YOUR GOAL: Everything from the line holding "Extract the structured" through the final line of the entries below is to be duplicated exactly, and nothing outside that span.

SUPPLIED RECORDS:

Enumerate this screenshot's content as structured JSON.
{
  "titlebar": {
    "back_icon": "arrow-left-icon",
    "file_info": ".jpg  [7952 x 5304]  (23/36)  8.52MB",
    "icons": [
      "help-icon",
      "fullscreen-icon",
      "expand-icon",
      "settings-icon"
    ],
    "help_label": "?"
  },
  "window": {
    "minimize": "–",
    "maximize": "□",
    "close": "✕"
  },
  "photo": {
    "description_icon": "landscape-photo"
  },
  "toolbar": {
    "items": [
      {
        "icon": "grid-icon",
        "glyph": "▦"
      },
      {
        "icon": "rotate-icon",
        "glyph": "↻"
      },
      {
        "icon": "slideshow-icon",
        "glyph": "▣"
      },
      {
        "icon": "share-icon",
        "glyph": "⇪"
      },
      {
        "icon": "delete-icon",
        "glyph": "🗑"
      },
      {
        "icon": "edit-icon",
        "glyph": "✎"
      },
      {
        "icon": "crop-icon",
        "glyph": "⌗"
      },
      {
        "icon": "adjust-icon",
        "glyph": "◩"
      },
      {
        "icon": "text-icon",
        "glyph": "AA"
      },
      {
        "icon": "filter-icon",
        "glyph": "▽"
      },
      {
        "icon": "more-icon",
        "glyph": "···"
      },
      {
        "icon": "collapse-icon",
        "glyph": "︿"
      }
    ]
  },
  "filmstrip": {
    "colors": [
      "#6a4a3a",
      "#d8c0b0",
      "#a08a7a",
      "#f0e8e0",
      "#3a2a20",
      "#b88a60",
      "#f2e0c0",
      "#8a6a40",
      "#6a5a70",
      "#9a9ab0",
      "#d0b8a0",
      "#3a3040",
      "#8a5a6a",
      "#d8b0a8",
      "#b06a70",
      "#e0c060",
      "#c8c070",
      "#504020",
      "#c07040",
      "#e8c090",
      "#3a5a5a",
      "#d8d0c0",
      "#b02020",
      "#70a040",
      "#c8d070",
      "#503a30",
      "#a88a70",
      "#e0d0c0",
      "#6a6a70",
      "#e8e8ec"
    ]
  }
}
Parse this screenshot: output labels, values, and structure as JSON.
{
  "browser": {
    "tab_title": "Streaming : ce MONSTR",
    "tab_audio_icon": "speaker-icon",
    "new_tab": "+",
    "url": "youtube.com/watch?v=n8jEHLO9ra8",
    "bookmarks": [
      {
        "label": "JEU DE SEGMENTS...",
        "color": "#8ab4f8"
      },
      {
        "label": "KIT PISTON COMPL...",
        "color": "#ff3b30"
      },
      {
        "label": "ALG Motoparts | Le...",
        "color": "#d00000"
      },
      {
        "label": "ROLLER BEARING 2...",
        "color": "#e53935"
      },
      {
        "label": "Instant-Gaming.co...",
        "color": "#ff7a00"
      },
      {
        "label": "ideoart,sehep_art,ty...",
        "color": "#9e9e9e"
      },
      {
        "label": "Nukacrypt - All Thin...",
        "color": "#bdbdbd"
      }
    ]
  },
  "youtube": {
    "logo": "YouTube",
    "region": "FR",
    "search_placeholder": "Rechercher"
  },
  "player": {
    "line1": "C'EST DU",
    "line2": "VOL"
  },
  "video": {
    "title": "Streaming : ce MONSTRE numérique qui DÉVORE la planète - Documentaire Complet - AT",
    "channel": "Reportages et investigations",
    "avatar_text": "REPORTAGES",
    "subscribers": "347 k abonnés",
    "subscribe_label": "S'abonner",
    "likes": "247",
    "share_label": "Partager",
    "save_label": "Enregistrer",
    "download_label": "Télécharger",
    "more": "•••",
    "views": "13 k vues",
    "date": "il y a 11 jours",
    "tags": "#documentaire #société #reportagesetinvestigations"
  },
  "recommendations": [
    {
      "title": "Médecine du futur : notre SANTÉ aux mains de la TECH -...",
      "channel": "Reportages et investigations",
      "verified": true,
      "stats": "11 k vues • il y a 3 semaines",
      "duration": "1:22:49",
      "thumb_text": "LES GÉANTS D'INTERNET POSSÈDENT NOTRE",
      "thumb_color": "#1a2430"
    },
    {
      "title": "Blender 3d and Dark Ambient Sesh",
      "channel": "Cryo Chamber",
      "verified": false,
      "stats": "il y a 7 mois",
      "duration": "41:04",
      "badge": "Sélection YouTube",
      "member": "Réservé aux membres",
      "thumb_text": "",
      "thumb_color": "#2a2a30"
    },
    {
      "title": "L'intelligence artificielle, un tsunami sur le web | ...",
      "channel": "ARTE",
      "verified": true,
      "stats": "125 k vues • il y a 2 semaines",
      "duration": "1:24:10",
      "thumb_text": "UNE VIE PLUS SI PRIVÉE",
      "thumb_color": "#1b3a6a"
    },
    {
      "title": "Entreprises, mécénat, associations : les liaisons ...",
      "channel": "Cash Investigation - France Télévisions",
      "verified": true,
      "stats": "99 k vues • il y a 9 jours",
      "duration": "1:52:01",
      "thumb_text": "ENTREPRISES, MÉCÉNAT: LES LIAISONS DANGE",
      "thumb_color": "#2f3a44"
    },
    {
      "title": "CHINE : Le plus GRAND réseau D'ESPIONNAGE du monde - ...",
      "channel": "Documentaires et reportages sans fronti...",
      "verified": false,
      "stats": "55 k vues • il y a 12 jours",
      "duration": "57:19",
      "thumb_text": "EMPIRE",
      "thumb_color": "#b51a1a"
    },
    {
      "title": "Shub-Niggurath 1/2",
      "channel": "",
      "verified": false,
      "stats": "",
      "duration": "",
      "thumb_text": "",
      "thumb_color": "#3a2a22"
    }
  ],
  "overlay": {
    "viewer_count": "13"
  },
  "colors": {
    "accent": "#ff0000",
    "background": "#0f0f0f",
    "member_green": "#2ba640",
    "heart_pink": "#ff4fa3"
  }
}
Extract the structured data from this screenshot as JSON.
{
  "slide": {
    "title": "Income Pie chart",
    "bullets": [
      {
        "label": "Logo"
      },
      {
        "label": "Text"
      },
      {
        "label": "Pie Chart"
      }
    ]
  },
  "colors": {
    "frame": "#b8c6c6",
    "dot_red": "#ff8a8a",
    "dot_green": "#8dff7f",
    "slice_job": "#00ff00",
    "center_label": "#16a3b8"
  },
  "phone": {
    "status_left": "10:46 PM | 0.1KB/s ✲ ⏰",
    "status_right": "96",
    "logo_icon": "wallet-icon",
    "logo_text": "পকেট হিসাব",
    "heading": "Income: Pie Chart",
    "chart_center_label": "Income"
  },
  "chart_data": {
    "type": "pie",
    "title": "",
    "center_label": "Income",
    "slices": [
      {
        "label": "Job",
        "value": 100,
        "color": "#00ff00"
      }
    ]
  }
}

ANSWER TO THIS EXERCISE:
Extract the structured data from this screenshot as JSON.
{
  "slide": {
    "title": "Income Pie chart",
    "bullets": [
      {
        "label": "Logo"
      },
      {
        "label": "Text"
      },
      {
        "label": "Pie Chart"
      }
    ]
  },
  "colors": {
    "frame": "#b8c6c6",
    "dot_red": "#ff8a8a",
    "dot_green": "#8dff7f",
    "slice_job": "#00ff00",
    "center_label": "#16a3b8"
  },
  "phone": {
    "status_left": "10:46 PM | 0.1KB/s ✲ ⏰",
    "status_right": "96",
    "logo_icon": "wallet-icon",
    "logo_text": "পকেট হিসাব",
    "heading": "Income: Pie Chart",
    "chart_center_label": "Income"
  },
  "chart_data": {
    "type": "pie",
    "title": "",
    "center_label": "Income",
    "slices": [
      {
        "label": "Job",
        "value": 100,
        "color": "#00ff00"
      }
    ]
  }
}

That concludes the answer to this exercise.